TRY IT: Within the entries below, how many lines carry the word "play"? State the number and stop.

DATA RECORDS:
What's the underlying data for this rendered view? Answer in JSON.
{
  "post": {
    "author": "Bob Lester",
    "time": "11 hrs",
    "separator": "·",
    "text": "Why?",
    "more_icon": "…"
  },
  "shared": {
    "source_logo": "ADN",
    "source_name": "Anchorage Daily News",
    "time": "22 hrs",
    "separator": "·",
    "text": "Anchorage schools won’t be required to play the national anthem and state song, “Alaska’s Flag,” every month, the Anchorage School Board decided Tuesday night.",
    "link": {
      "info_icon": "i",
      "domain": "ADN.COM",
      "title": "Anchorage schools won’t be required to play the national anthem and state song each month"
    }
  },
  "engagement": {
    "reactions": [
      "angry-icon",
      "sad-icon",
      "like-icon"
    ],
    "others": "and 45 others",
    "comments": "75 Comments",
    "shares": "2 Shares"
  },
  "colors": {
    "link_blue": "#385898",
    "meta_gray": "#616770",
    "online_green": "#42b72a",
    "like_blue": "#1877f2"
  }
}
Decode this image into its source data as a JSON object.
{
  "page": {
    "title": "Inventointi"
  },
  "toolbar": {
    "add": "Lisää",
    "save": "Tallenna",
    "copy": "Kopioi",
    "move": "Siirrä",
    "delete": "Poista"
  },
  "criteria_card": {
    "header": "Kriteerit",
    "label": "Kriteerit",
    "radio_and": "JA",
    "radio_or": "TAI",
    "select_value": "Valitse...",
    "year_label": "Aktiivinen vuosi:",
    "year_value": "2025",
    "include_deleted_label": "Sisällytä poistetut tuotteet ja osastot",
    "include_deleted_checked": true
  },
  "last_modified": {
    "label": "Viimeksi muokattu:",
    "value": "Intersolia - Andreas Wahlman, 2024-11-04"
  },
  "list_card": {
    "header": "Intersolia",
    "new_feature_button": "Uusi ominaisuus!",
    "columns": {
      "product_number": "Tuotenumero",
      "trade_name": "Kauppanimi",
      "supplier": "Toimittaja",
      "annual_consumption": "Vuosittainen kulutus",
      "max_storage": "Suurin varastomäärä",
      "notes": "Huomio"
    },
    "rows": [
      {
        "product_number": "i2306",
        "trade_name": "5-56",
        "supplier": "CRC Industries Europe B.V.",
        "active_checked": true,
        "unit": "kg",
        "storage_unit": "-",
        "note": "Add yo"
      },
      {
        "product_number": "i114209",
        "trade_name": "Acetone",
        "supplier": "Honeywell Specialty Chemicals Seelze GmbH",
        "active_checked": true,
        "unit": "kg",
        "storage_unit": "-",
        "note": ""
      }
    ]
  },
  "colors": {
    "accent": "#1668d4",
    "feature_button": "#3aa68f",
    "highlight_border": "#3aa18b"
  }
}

ANSWER TO THIS EXERCISE: 2